MATERIAL PROVIDED START

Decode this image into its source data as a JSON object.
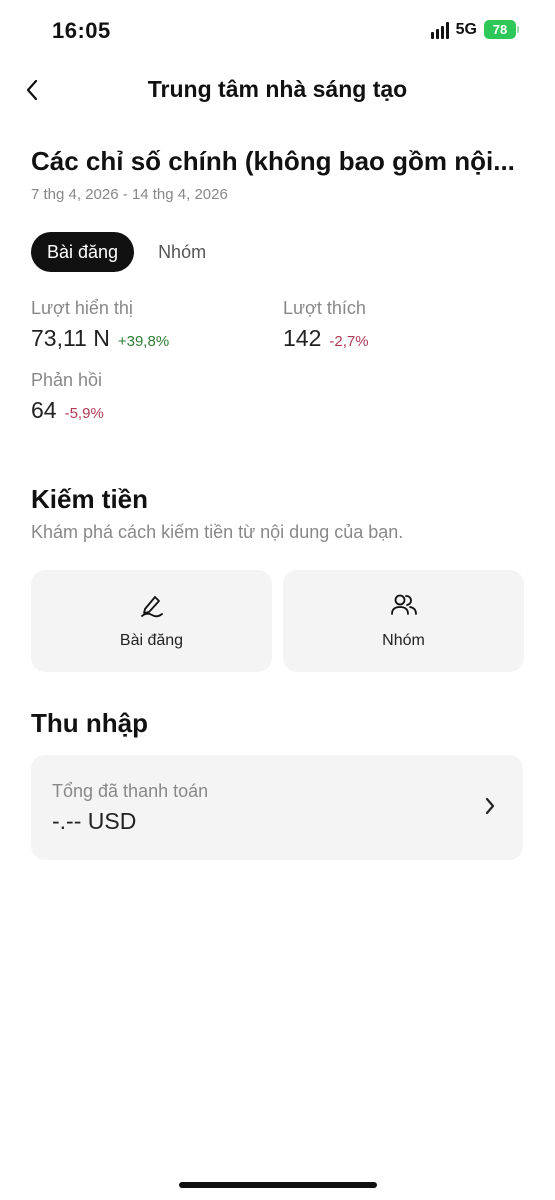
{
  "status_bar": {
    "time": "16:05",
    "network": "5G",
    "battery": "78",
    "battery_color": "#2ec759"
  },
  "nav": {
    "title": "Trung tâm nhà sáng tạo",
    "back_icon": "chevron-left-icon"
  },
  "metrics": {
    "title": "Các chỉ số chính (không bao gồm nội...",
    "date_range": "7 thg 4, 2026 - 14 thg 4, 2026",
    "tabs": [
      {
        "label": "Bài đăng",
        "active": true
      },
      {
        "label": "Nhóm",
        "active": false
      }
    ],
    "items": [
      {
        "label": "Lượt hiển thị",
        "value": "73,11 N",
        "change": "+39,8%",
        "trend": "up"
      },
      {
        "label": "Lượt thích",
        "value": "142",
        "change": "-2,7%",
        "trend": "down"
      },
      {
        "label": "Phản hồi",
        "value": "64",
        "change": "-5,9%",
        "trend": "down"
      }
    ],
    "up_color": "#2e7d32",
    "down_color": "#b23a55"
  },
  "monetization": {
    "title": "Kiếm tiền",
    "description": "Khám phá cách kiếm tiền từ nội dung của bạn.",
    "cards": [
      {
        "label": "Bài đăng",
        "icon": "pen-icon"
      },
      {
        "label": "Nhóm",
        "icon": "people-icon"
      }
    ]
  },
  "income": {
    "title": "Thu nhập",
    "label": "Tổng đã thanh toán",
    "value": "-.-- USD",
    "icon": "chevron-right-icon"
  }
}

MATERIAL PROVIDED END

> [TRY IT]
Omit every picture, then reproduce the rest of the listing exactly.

> [RESPONSE TO THE TASK]
Decode this image into its source data as a JSON object.
{
  "status_bar": {
    "time": "16:05",
    "network": "5G",
    "battery": "78",
    "battery_color": "#2ec759"
  },
  "nav": {
    "title": "Trung tâm nhà sáng tạo",
    "back_icon": "chevron-left-icon"
  },
  "metrics": {
    "title": "Các chỉ số chính (không bao gồm nội...",
    "date_range": "7 thg 4, 2026 - 14 thg 4, 2026",
    "tabs": [
      {
        "label": "Bài đăng",
        "active": true
      },
      {
        "label": "Nhóm",
        "active": false
      }
    ],
    "items": [
      {
        "label": "Lượt hiển thị",
        "value": "73,11 N",
        "change": "+39,8%",
        "trend": "up"
      },
      {
        "label": "Lượt thích",
        "value": "142",
        "change": "-2,7%",
        "trend": "down"
      },
      {
        "label": "Phản hồi",
        "value": "64",
        "change": "-5,9%",
        "trend": "down"
      }
    ],
    "up_color": "#2e7d32",
    "down_color": "#b23a55"
  },
  "monetization": {
    "title": "Kiếm tiền",
    "description": "Khám phá cách kiếm tiền từ nội dung của bạn.",
    "cards": [
      {
        "label": "Bài đăng",
        "icon": "pen-icon"
      },
      {
        "label": "Nhóm",
        "icon": "people-icon"
      }
    ]
  },
  "income": {
    "title": "Thu nhập",
    "label": "Tổng đã thanh toán",
    "value": "-.-- USD",
    "icon": "chevron-right-icon"
  }
}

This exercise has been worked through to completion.